## [Supplied records]
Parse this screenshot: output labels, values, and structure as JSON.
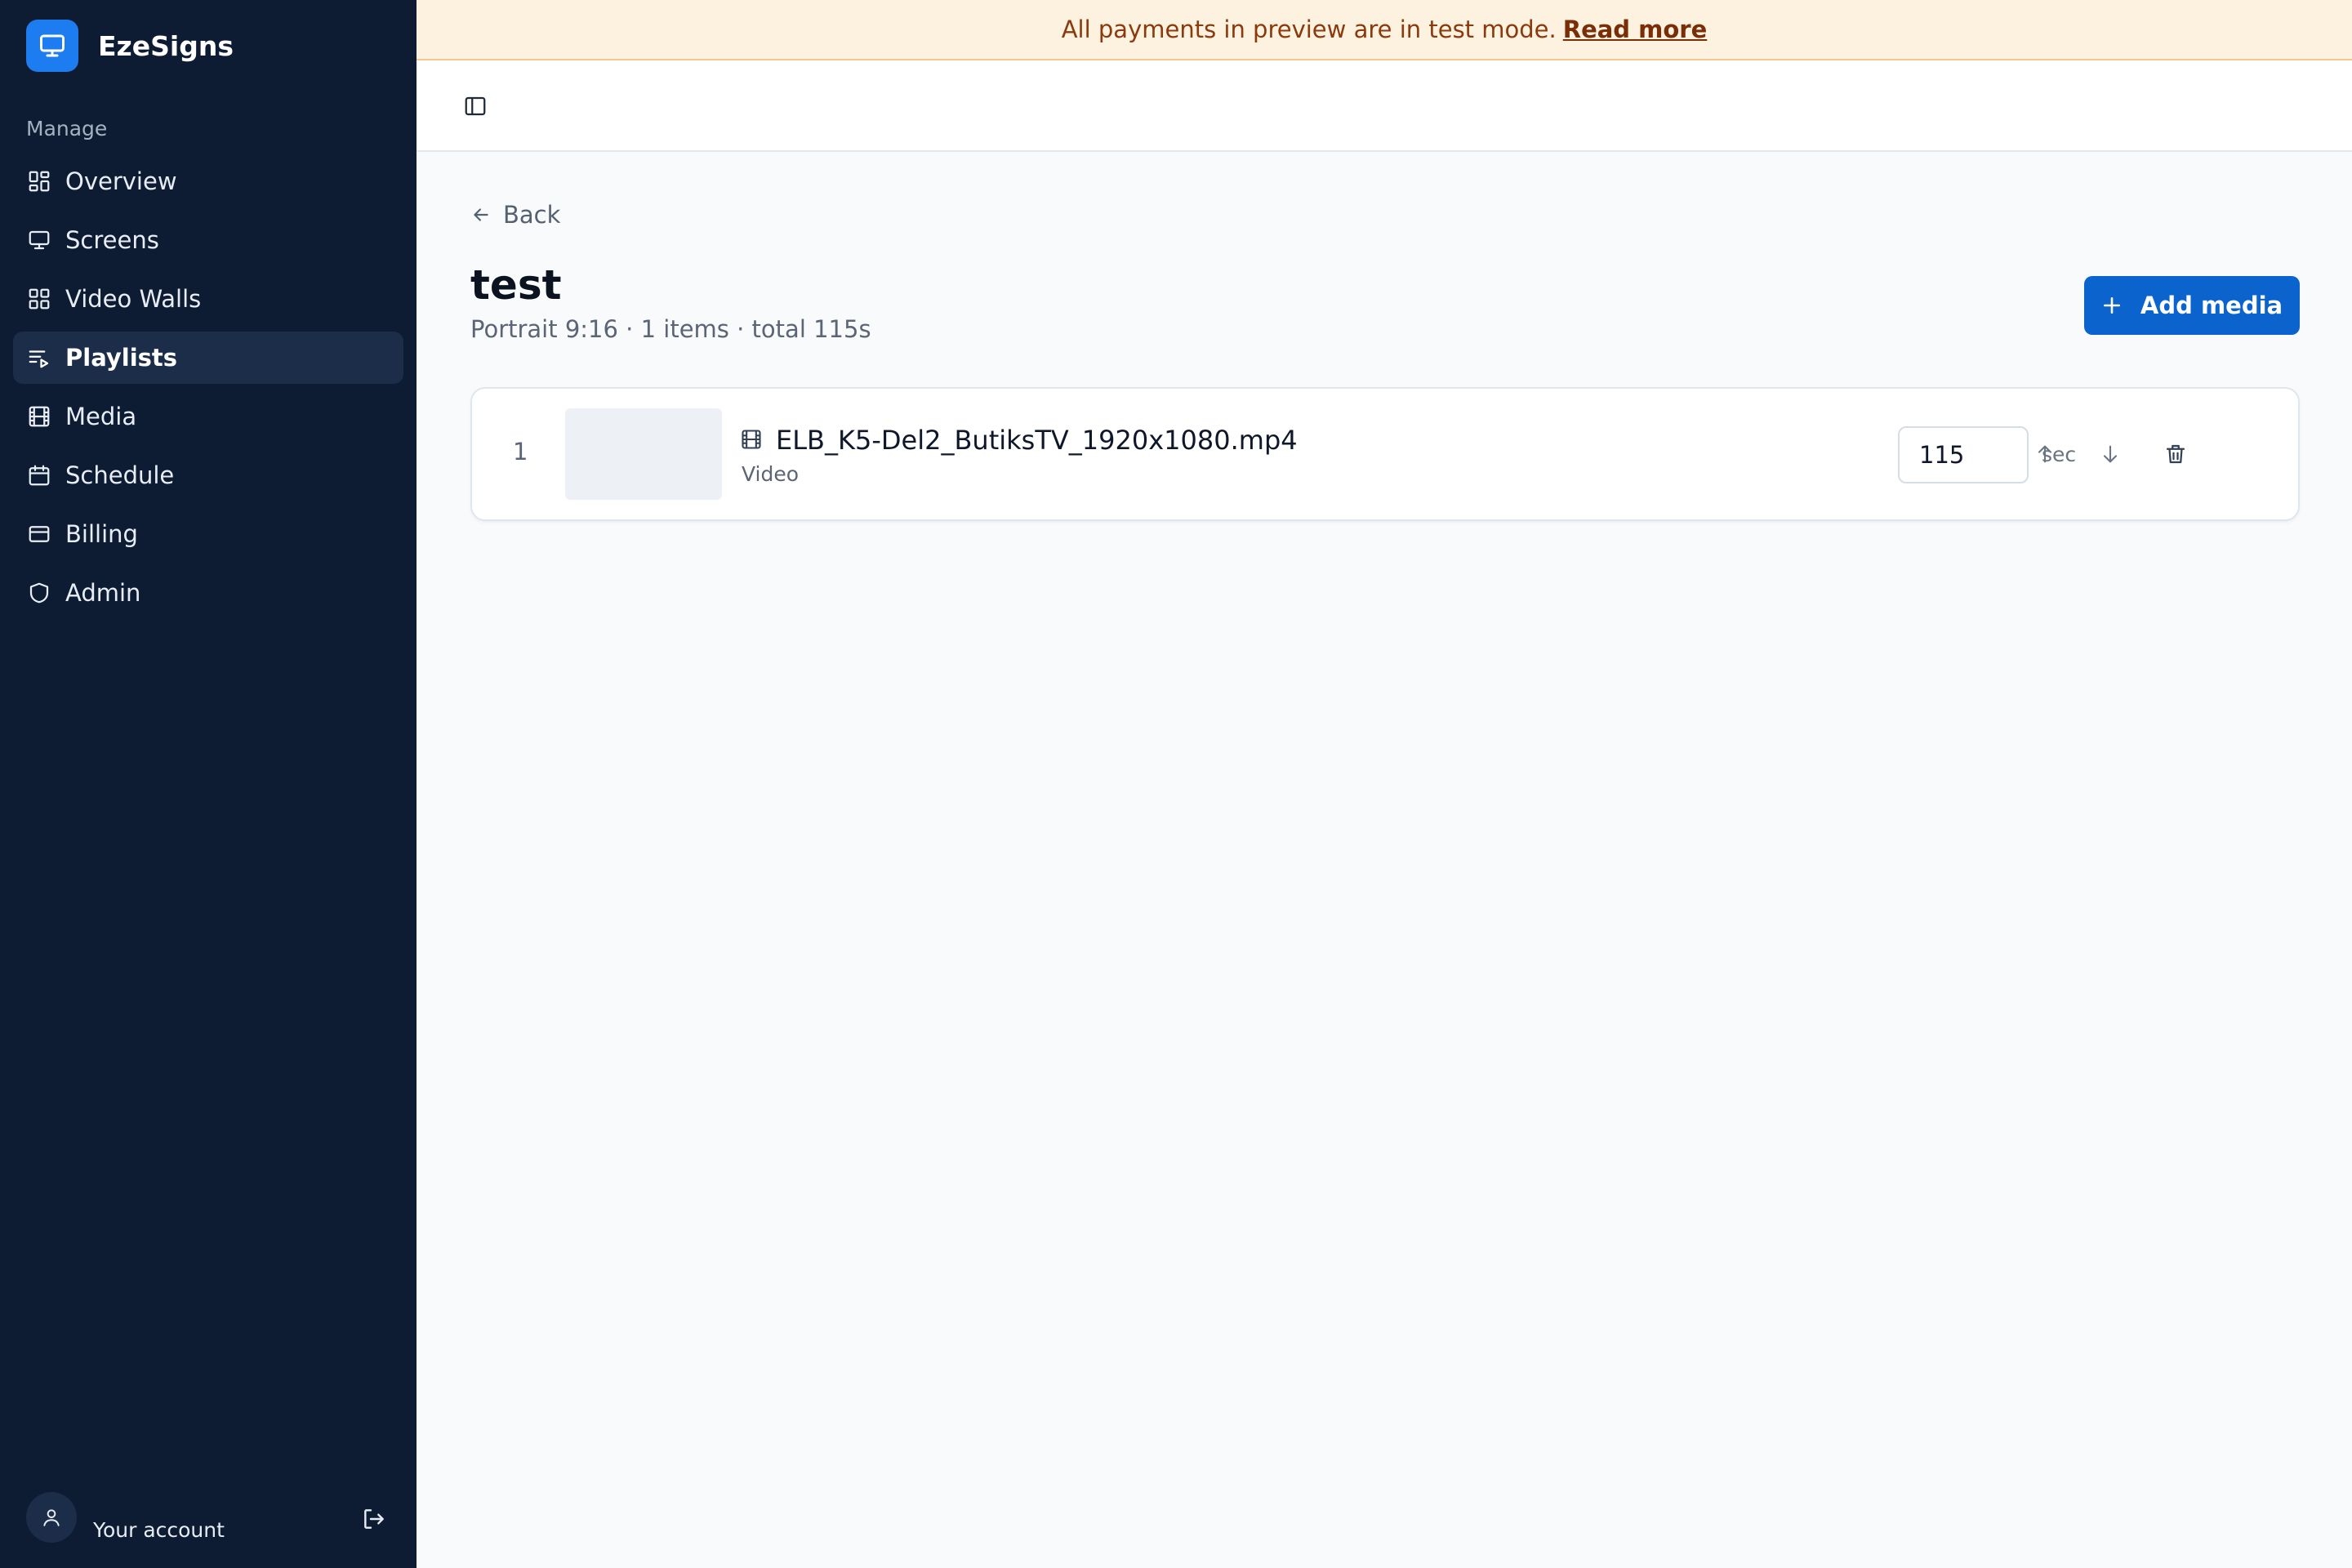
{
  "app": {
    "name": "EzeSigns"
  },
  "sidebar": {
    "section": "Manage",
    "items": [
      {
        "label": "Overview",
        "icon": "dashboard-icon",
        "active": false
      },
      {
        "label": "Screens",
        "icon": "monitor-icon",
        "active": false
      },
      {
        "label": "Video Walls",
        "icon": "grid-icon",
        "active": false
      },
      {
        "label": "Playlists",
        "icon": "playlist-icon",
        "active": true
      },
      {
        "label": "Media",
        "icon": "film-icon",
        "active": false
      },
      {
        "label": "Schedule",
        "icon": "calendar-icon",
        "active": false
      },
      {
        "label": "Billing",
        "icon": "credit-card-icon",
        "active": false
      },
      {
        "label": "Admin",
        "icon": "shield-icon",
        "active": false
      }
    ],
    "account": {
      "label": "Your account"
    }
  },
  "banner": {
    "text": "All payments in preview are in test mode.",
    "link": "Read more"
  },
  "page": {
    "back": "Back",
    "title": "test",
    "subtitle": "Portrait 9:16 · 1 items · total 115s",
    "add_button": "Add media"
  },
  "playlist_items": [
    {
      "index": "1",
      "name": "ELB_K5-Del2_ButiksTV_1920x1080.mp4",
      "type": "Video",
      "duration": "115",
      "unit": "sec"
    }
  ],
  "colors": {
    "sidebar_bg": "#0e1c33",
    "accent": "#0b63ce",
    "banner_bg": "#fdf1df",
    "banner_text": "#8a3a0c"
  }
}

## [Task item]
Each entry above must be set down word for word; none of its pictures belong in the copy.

## [Task output]
Parse this screenshot: output labels, values, and structure as JSON.
{
  "app": {
    "name": "EzeSigns"
  },
  "sidebar": {
    "section": "Manage",
    "items": [
      {
        "label": "Overview",
        "icon": "dashboard-icon",
        "active": false
      },
      {
        "label": "Screens",
        "icon": "monitor-icon",
        "active": false
      },
      {
        "label": "Video Walls",
        "icon": "grid-icon",
        "active": false
      },
      {
        "label": "Playlists",
        "icon": "playlist-icon",
        "active": true
      },
      {
        "label": "Media",
        "icon": "film-icon",
        "active": false
      },
      {
        "label": "Schedule",
        "icon": "calendar-icon",
        "active": false
      },
      {
        "label": "Billing",
        "icon": "credit-card-icon",
        "active": false
      },
      {
        "label": "Admin",
        "icon": "shield-icon",
        "active": false
      }
    ],
    "account": {
      "label": "Your account"
    }
  },
  "banner": {
    "text": "All payments in preview are in test mode.",
    "link": "Read more"
  },
  "page": {
    "back": "Back",
    "title": "test",
    "subtitle": "Portrait 9:16 · 1 items · total 115s",
    "add_button": "Add media"
  },
  "playlist_items": [
    {
      "index": "1",
      "name": "ELB_K5-Del2_ButiksTV_1920x1080.mp4",
      "type": "Video",
      "duration": "115",
      "unit": "sec"
    }
  ],
  "colors": {
    "sidebar_bg": "#0e1c33",
    "accent": "#0b63ce",
    "banner_bg": "#fdf1df",
    "banner_text": "#8a3a0c"
  }
}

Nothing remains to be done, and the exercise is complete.